- What you need to do
Scan the records for lines with the string "first". Say how many there are, and add nothing.

- Material to process
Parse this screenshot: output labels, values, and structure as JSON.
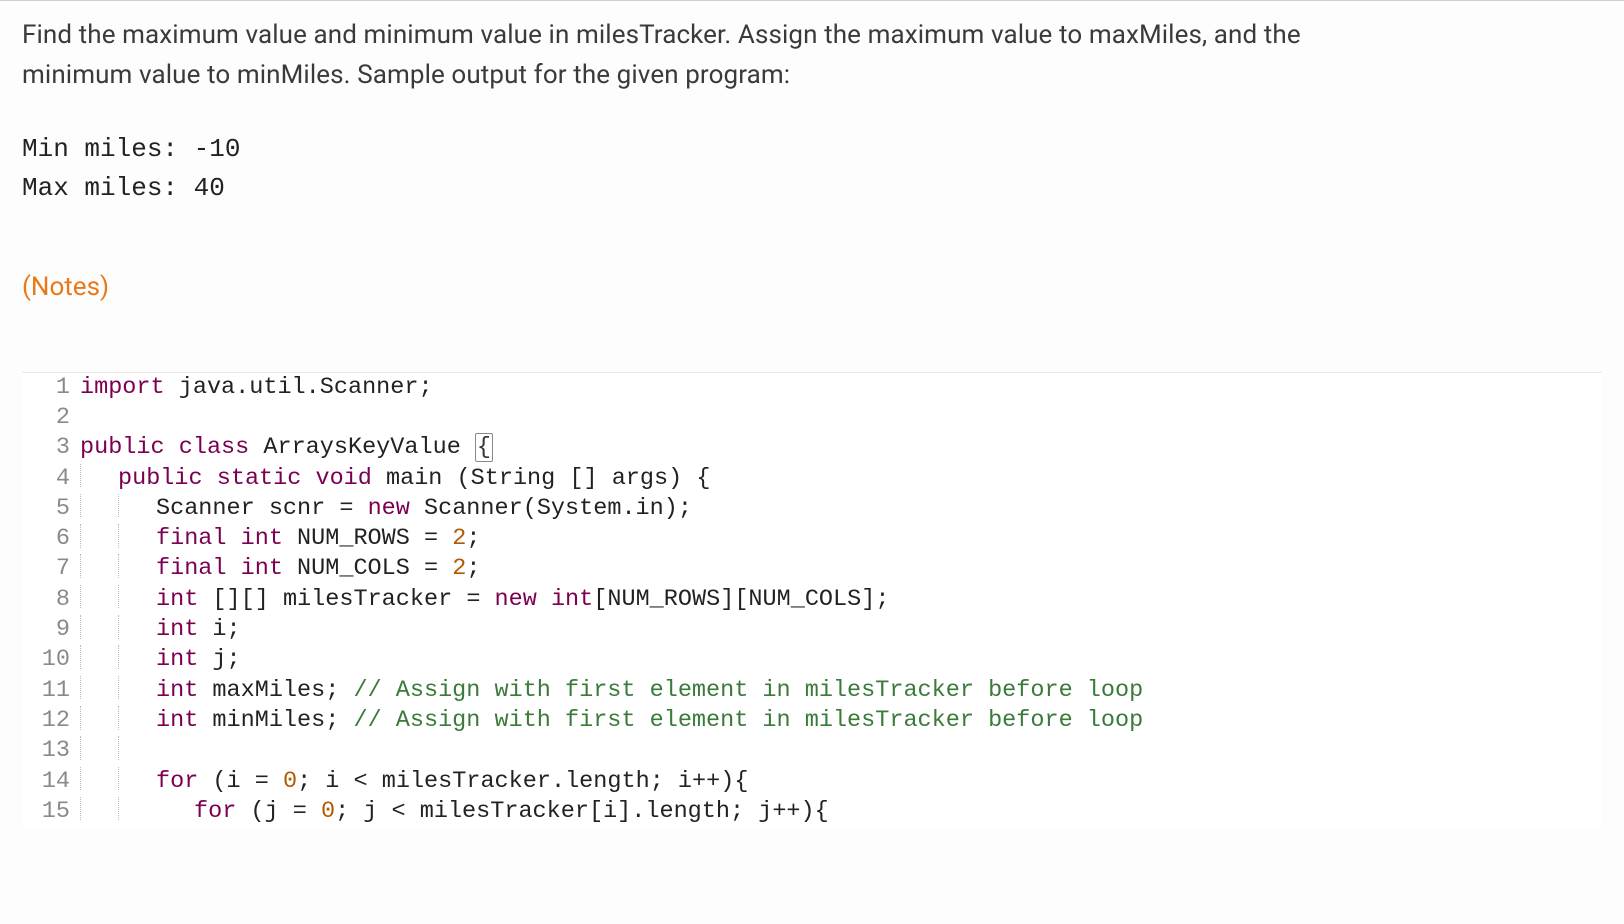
{
  "prompt": {
    "line1": "Find the maximum value and minimum value in milesTracker. Assign the maximum value to maxMiles, and the",
    "line2": "minimum value to minMiles. Sample output for the given program:"
  },
  "sample_output": {
    "line1": "Min miles: -10",
    "line2": "Max miles: 40"
  },
  "notes_label": "(Notes)",
  "code_lines": {
    "l1": {
      "num": "1"
    },
    "l2": {
      "num": "2"
    },
    "l3": {
      "num": "3"
    },
    "l4": {
      "num": "4"
    },
    "l5": {
      "num": "5"
    },
    "l6": {
      "num": "6"
    },
    "l7": {
      "num": "7"
    },
    "l8": {
      "num": "8"
    },
    "l9": {
      "num": "9"
    },
    "l10": {
      "num": "10"
    },
    "l11": {
      "num": "11"
    },
    "l12": {
      "num": "12"
    },
    "l13": {
      "num": "13"
    },
    "l14": {
      "num": "14"
    },
    "l15": {
      "num": "15"
    }
  },
  "tokens": {
    "import": "import",
    "java_util_scanner": "java.util.Scanner",
    "semi": ";",
    "public": "public",
    "class": "class",
    "ArraysKeyValue": "ArraysKeyValue",
    "lbrace": "{",
    "rbrace": "}",
    "static": "static",
    "void": "void",
    "main": "main",
    "lparen": "(",
    "rparen": ")",
    "String": "String",
    "brackets": "[]",
    "args": "args",
    "Scanner": "Scanner",
    "scnr": "scnr",
    "eq": "=",
    "new": "new",
    "System_in": "System.in",
    "final": "final",
    "int": "int",
    "NUM_ROWS": "NUM_ROWS",
    "NUM_COLS": "NUM_COLS",
    "two": "2",
    "milesTracker": "milesTracker",
    "lbrack": "[",
    "rbrack": "]",
    "i": "i",
    "j": "j",
    "maxMiles": "maxMiles",
    "minMiles": "minMiles",
    "comment_max": "// Assign with first element in milesTracker before loop",
    "comment_min": "// Assign with first element in milesTracker before loop",
    "for": "for",
    "zero": "0",
    "lt": "<",
    "dot_length": ".length",
    "ipp": "i++",
    "jpp": "j++",
    "milesTracker_i_length": "milesTracker[i].length",
    "milesTracker_length": "milesTracker.length"
  }
}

- Reply to the task
2